For a free and confidential case consultation, call (713) 222-6767 or reach out online.

Defining Consent in Texas

Before you can fully understand your situation and start making a plan, it’s important to know how consent is defined in Texas. Without a complete understanding of how Texas defines consent, you could unintentionally provide evidence that casts doubt on your innocence or paints you in a bad light.

Under Texas law, there are several situations in which consent cannot be given:

  • When a person is compelled to participate by the use of physical force of violence or the viable threat of force or violence
  • The person is unable to resist or is unconscious
  • The person has a mental disease or defect that renders them unable to understand sexual acts or resist sexual acts
  • The person has been intentionally impaired by the other party
  • When someone is coerced to participate by a public servant, mental health services provider, clergyman, or care provider
  • When a person is 16 or younger

Consent is widely assumed to be clear, affirmative, voluntary, and ongoing. This means that a participant in sexual activity should provide consent in an easily understood way, that consent should not be assumed but should be actively given, that consent cannot be given under duress, and that consent can be withdrawn at any time.

Accused or Questioned? Avoid Implicating Yourself

The culture around sexual assault accusations is highly charged, and statements you make to friends and family, media, or other people could be used against you. For many, their first instinct after being accused of sexual assault or rape is to defend themselves.

They may vent their frustration to friends and family members, on social media, or to news reporters. This rarely paints accused individuals in a positive light.
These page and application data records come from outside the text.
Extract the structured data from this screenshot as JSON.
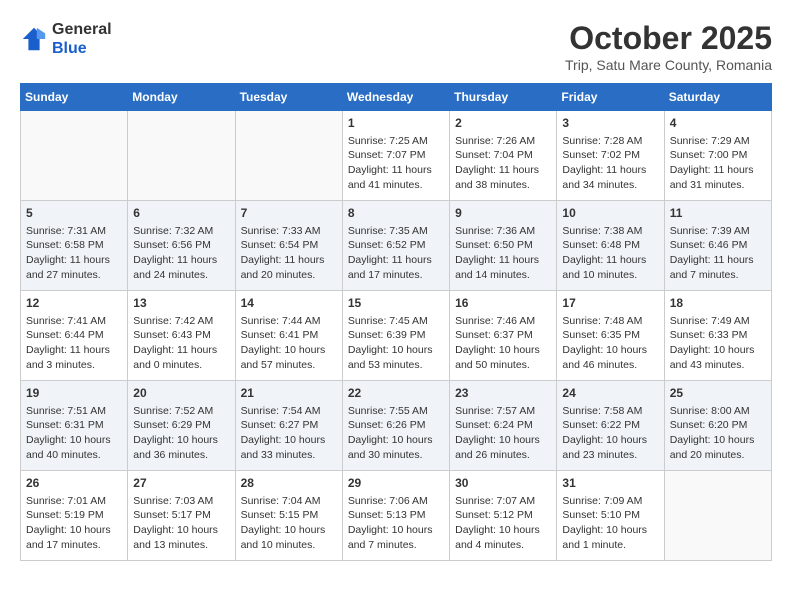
{
  "header": {
    "logo_line1": "General",
    "logo_line2": "Blue",
    "month": "October 2025",
    "location": "Trip, Satu Mare County, Romania"
  },
  "weekdays": [
    "Sunday",
    "Monday",
    "Tuesday",
    "Wednesday",
    "Thursday",
    "Friday",
    "Saturday"
  ],
  "weeks": [
    [
      {
        "day": "",
        "info": ""
      },
      {
        "day": "",
        "info": ""
      },
      {
        "day": "",
        "info": ""
      },
      {
        "day": "1",
        "info": "Sunrise: 7:25 AM\nSunset: 7:07 PM\nDaylight: 11 hours and 41 minutes."
      },
      {
        "day": "2",
        "info": "Sunrise: 7:26 AM\nSunset: 7:04 PM\nDaylight: 11 hours and 38 minutes."
      },
      {
        "day": "3",
        "info": "Sunrise: 7:28 AM\nSunset: 7:02 PM\nDaylight: 11 hours and 34 minutes."
      },
      {
        "day": "4",
        "info": "Sunrise: 7:29 AM\nSunset: 7:00 PM\nDaylight: 11 hours and 31 minutes."
      }
    ],
    [
      {
        "day": "5",
        "info": "Sunrise: 7:31 AM\nSunset: 6:58 PM\nDaylight: 11 hours and 27 minutes."
      },
      {
        "day": "6",
        "info": "Sunrise: 7:32 AM\nSunset: 6:56 PM\nDaylight: 11 hours and 24 minutes."
      },
      {
        "day": "7",
        "info": "Sunrise: 7:33 AM\nSunset: 6:54 PM\nDaylight: 11 hours and 20 minutes."
      },
      {
        "day": "8",
        "info": "Sunrise: 7:35 AM\nSunset: 6:52 PM\nDaylight: 11 hours and 17 minutes."
      },
      {
        "day": "9",
        "info": "Sunrise: 7:36 AM\nSunset: 6:50 PM\nDaylight: 11 hours and 14 minutes."
      },
      {
        "day": "10",
        "info": "Sunrise: 7:38 AM\nSunset: 6:48 PM\nDaylight: 11 hours and 10 minutes."
      },
      {
        "day": "11",
        "info": "Sunrise: 7:39 AM\nSunset: 6:46 PM\nDaylight: 11 hours and 7 minutes."
      }
    ],
    [
      {
        "day": "12",
        "info": "Sunrise: 7:41 AM\nSunset: 6:44 PM\nDaylight: 11 hours and 3 minutes."
      },
      {
        "day": "13",
        "info": "Sunrise: 7:42 AM\nSunset: 6:43 PM\nDaylight: 11 hours and 0 minutes."
      },
      {
        "day": "14",
        "info": "Sunrise: 7:44 AM\nSunset: 6:41 PM\nDaylight: 10 hours and 57 minutes."
      },
      {
        "day": "15",
        "info": "Sunrise: 7:45 AM\nSunset: 6:39 PM\nDaylight: 10 hours and 53 minutes."
      },
      {
        "day": "16",
        "info": "Sunrise: 7:46 AM\nSunset: 6:37 PM\nDaylight: 10 hours and 50 minutes."
      },
      {
        "day": "17",
        "info": "Sunrise: 7:48 AM\nSunset: 6:35 PM\nDaylight: 10 hours and 46 minutes."
      },
      {
        "day": "18",
        "info": "Sunrise: 7:49 AM\nSunset: 6:33 PM\nDaylight: 10 hours and 43 minutes."
      }
    ],
    [
      {
        "day": "19",
        "info": "Sunrise: 7:51 AM\nSunset: 6:31 PM\nDaylight: 10 hours and 40 minutes."
      },
      {
        "day": "20",
        "info": "Sunrise: 7:52 AM\nSunset: 6:29 PM\nDaylight: 10 hours and 36 minutes."
      },
      {
        "day": "21",
        "info": "Sunrise: 7:54 AM\nSunset: 6:27 PM\nDaylight: 10 hours and 33 minutes."
      },
      {
        "day": "22",
        "info": "Sunrise: 7:55 AM\nSunset: 6:26 PM\nDaylight: 10 hours and 30 minutes."
      },
      {
        "day": "23",
        "info": "Sunrise: 7:57 AM\nSunset: 6:24 PM\nDaylight: 10 hours and 26 minutes."
      },
      {
        "day": "24",
        "info": "Sunrise: 7:58 AM\nSunset: 6:22 PM\nDaylight: 10 hours and 23 minutes."
      },
      {
        "day": "25",
        "info": "Sunrise: 8:00 AM\nSunset: 6:20 PM\nDaylight: 10 hours and 20 minutes."
      }
    ],
    [
      {
        "day": "26",
        "info": "Sunrise: 7:01 AM\nSunset: 5:19 PM\nDaylight: 10 hours and 17 minutes."
      },
      {
        "day": "27",
        "info": "Sunrise: 7:03 AM\nSunset: 5:17 PM\nDaylight: 10 hours and 13 minutes."
      },
      {
        "day": "28",
        "info": "Sunrise: 7:04 AM\nSunset: 5:15 PM\nDaylight: 10 hours and 10 minutes."
      },
      {
        "day": "29",
        "info": "Sunrise: 7:06 AM\nSunset: 5:13 PM\nDaylight: 10 hours and 7 minutes."
      },
      {
        "day": "30",
        "info": "Sunrise: 7:07 AM\nSunset: 5:12 PM\nDaylight: 10 hours and 4 minutes."
      },
      {
        "day": "31",
        "info": "Sunrise: 7:09 AM\nSunset: 5:10 PM\nDaylight: 10 hours and 1 minute."
      },
      {
        "day": "",
        "info": ""
      }
    ]
  ]
}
The statements you make could be interpreted as victim blaming, which could make public opinion turn against you. For example, commenting on the other party’s attire, past sexual activity, or reputation will likely backfire.

The best thing you can do after an accusation is to stay quiet. It is difficult, particularly when you hear your name being dragged through the mud. However, if you don’t say anything, it is impossible for your statement to be used against you. You may also want to lock down or temporarily disable your social media. In the aftermath of an accusation, everything you’ve said or done could end up under a microscope.
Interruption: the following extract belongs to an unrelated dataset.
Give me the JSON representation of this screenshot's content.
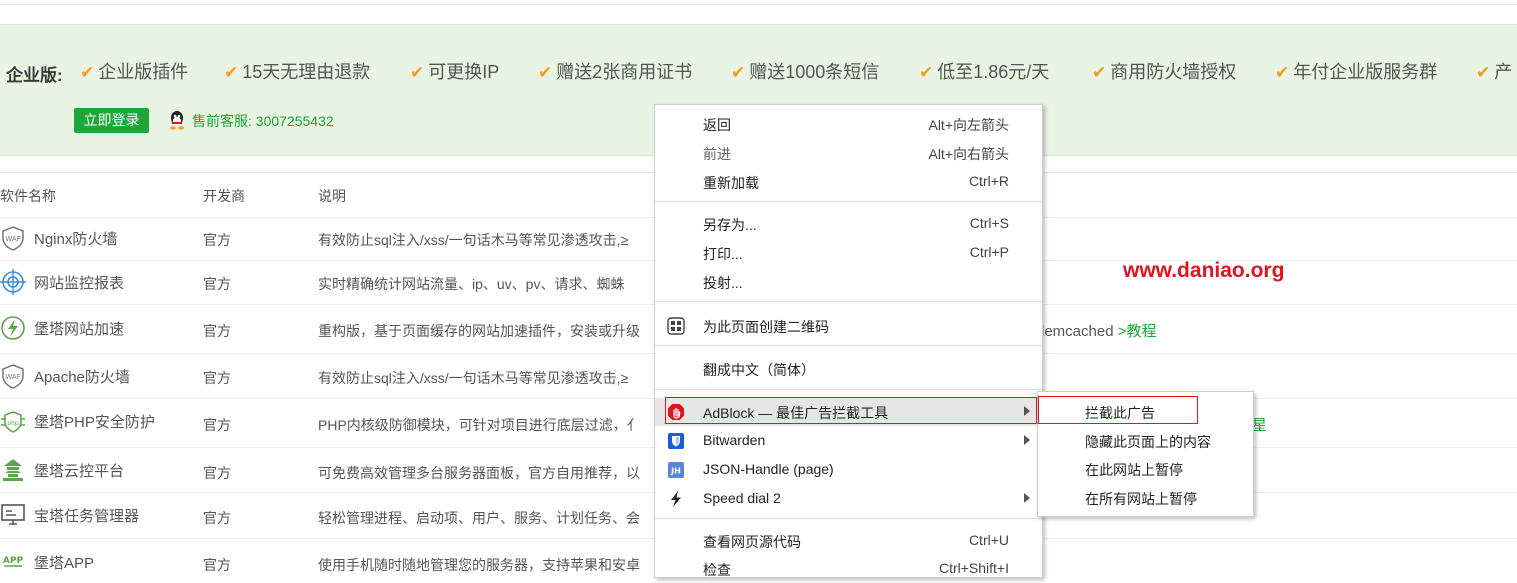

The only time to speak up is when you contact a lawyer. Yes, you do need an attorney if you have been accused of sexual assault. Some people decide to fight charges on their own, believing that their innocence will save them. Many of those people end up with a permanent spot on the sex offender registry and a destroyed reputation.

Gather Evidence of Consensual Sex

One of the most difficult aspects of proving that sex was consensual is that consent can be nearly impossible to confirm. You may have text messages where the other party talks enthusiastically about engaging in sexual activity with you, but that doesn’t mean that they provided consent at the time. Consent can be withdrawn, so prior discussion of sexual matters isn’t the solid defense that many believe it is.

However, you should still provide your attorney with copies of contact between you and the other party. This is particularly true if they attempted to blackmail you. In some situations, one party threatens to report the other for sexual assault if the other party doesn’t give them money, stay in a relationship with them, or meet other “requirements.” Any written proof of these demands can be beneficial to your case.

The best thing you can do is be honest with your attorney and follow their advice.

Work with a Criminal Defense Attorney to Protect Yourself

The consequences of sexual assault charges and convictions can cripple your future. They may leave you with limited job options, destroy your reputation, restrict where you can live, or even hurt you in custody cases. You need an attorney you can trust to defend you aggressively.

Schedule a free initial consultation with The Law Offices of Ned Barnett by filling out our online contact form or call (713) 222-6767.